Spatial distribution of antibodies to Salmonella enterica serovar Typhimurium O antigens in bulk milk from Texas dairy herds.
Additional Document Info

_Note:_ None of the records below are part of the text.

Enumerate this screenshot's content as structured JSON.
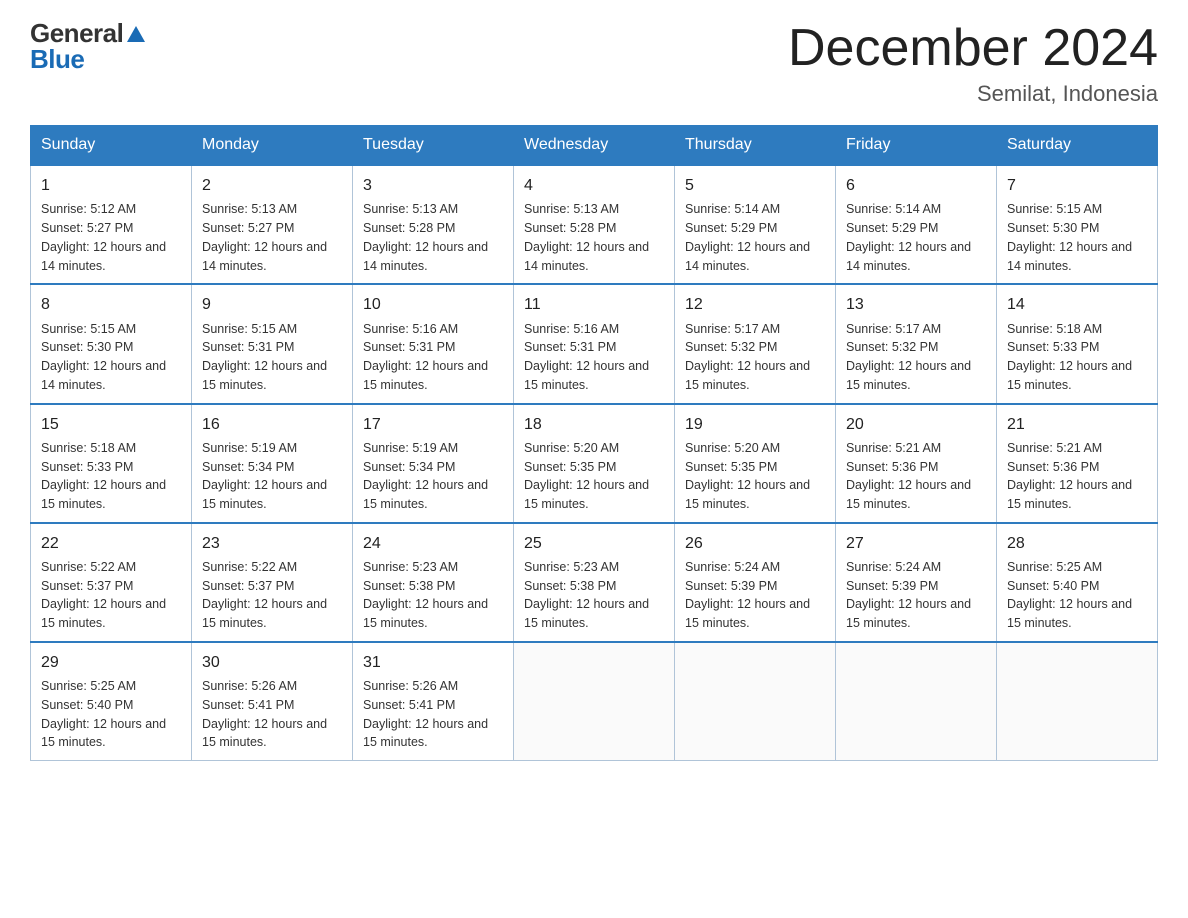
{
  "logo": {
    "general": "General",
    "blue": "Blue"
  },
  "title": "December 2024",
  "location": "Semilat, Indonesia",
  "weekdays": [
    "Sunday",
    "Monday",
    "Tuesday",
    "Wednesday",
    "Thursday",
    "Friday",
    "Saturday"
  ],
  "weeks": [
    [
      {
        "day": "1",
        "sunrise": "5:12 AM",
        "sunset": "5:27 PM",
        "daylight": "12 hours and 14 minutes."
      },
      {
        "day": "2",
        "sunrise": "5:13 AM",
        "sunset": "5:27 PM",
        "daylight": "12 hours and 14 minutes."
      },
      {
        "day": "3",
        "sunrise": "5:13 AM",
        "sunset": "5:28 PM",
        "daylight": "12 hours and 14 minutes."
      },
      {
        "day": "4",
        "sunrise": "5:13 AM",
        "sunset": "5:28 PM",
        "daylight": "12 hours and 14 minutes."
      },
      {
        "day": "5",
        "sunrise": "5:14 AM",
        "sunset": "5:29 PM",
        "daylight": "12 hours and 14 minutes."
      },
      {
        "day": "6",
        "sunrise": "5:14 AM",
        "sunset": "5:29 PM",
        "daylight": "12 hours and 14 minutes."
      },
      {
        "day": "7",
        "sunrise": "5:15 AM",
        "sunset": "5:30 PM",
        "daylight": "12 hours and 14 minutes."
      }
    ],
    [
      {
        "day": "8",
        "sunrise": "5:15 AM",
        "sunset": "5:30 PM",
        "daylight": "12 hours and 14 minutes."
      },
      {
        "day": "9",
        "sunrise": "5:15 AM",
        "sunset": "5:31 PM",
        "daylight": "12 hours and 15 minutes."
      },
      {
        "day": "10",
        "sunrise": "5:16 AM",
        "sunset": "5:31 PM",
        "daylight": "12 hours and 15 minutes."
      },
      {
        "day": "11",
        "sunrise": "5:16 AM",
        "sunset": "5:31 PM",
        "daylight": "12 hours and 15 minutes."
      },
      {
        "day": "12",
        "sunrise": "5:17 AM",
        "sunset": "5:32 PM",
        "daylight": "12 hours and 15 minutes."
      },
      {
        "day": "13",
        "sunrise": "5:17 AM",
        "sunset": "5:32 PM",
        "daylight": "12 hours and 15 minutes."
      },
      {
        "day": "14",
        "sunrise": "5:18 AM",
        "sunset": "5:33 PM",
        "daylight": "12 hours and 15 minutes."
      }
    ],
    [
      {
        "day": "15",
        "sunrise": "5:18 AM",
        "sunset": "5:33 PM",
        "daylight": "12 hours and 15 minutes."
      },
      {
        "day": "16",
        "sunrise": "5:19 AM",
        "sunset": "5:34 PM",
        "daylight": "12 hours and 15 minutes."
      },
      {
        "day": "17",
        "sunrise": "5:19 AM",
        "sunset": "5:34 PM",
        "daylight": "12 hours and 15 minutes."
      },
      {
        "day": "18",
        "sunrise": "5:20 AM",
        "sunset": "5:35 PM",
        "daylight": "12 hours and 15 minutes."
      },
      {
        "day": "19",
        "sunrise": "5:20 AM",
        "sunset": "5:35 PM",
        "daylight": "12 hours and 15 minutes."
      },
      {
        "day": "20",
        "sunrise": "5:21 AM",
        "sunset": "5:36 PM",
        "daylight": "12 hours and 15 minutes."
      },
      {
        "day": "21",
        "sunrise": "5:21 AM",
        "sunset": "5:36 PM",
        "daylight": "12 hours and 15 minutes."
      }
    ],
    [
      {
        "day": "22",
        "sunrise": "5:22 AM",
        "sunset": "5:37 PM",
        "daylight": "12 hours and 15 minutes."
      },
      {
        "day": "23",
        "sunrise": "5:22 AM",
        "sunset": "5:37 PM",
        "daylight": "12 hours and 15 minutes."
      },
      {
        "day": "24",
        "sunrise": "5:23 AM",
        "sunset": "5:38 PM",
        "daylight": "12 hours and 15 minutes."
      },
      {
        "day": "25",
        "sunrise": "5:23 AM",
        "sunset": "5:38 PM",
        "daylight": "12 hours and 15 minutes."
      },
      {
        "day": "26",
        "sunrise": "5:24 AM",
        "sunset": "5:39 PM",
        "daylight": "12 hours and 15 minutes."
      },
      {
        "day": "27",
        "sunrise": "5:24 AM",
        "sunset": "5:39 PM",
        "daylight": "12 hours and 15 minutes."
      },
      {
        "day": "28",
        "sunrise": "5:25 AM",
        "sunset": "5:40 PM",
        "daylight": "12 hours and 15 minutes."
      }
    ],
    [
      {
        "day": "29",
        "sunrise": "5:25 AM",
        "sunset": "5:40 PM",
        "daylight": "12 hours and 15 minutes."
      },
      {
        "day": "30",
        "sunrise": "5:26 AM",
        "sunset": "5:41 PM",
        "daylight": "12 hours and 15 minutes."
      },
      {
        "day": "31",
        "sunrise": "5:26 AM",
        "sunset": "5:41 PM",
        "daylight": "12 hours and 15 minutes."
      },
      null,
      null,
      null,
      null
    ]
  ]
}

Environmental factors that enhance either the survivability or dispersion of Salmonella enterica serovar Typhimurium (S. Typhimurium) could result in a spatial pattern of disease risk. The objectives of this study were to: (1) describe herd status based on antibody response to Salmonella Typhimurium as estimated from bulk tank milk samples and (2) to describe the resulting geographical patterns found among Texas dairy herds. Eight hundred and fifty-two bulk milk samples were collected from georeferenced dairy farms and assayed by an indirect enzyme-linked immunosorbent assay (ELISA) using S. Typhimurium lipopolysaccharide (LPS). ELISA signal-to-noise ratios for each bulk tank milk sample were calculated and used for geostatistical analyses. Best-fit parameters for the exponential theoretical variogram included a range of 438.8 km, partial sill of 0.060 and nugget of 0.106. The partial sill is the classical geostatistical term for the variance that can be explained by the herd's location and the nugget is the spatially random component of the variance. We have identified a spatial process in bulk milk tank titers for S. Typhimurium in Texas dairy herds and present a map of the expected smoothed surface. Areas with higher expected titers should be targeted in further studies on controlling Salmonella infection with environmental modifications.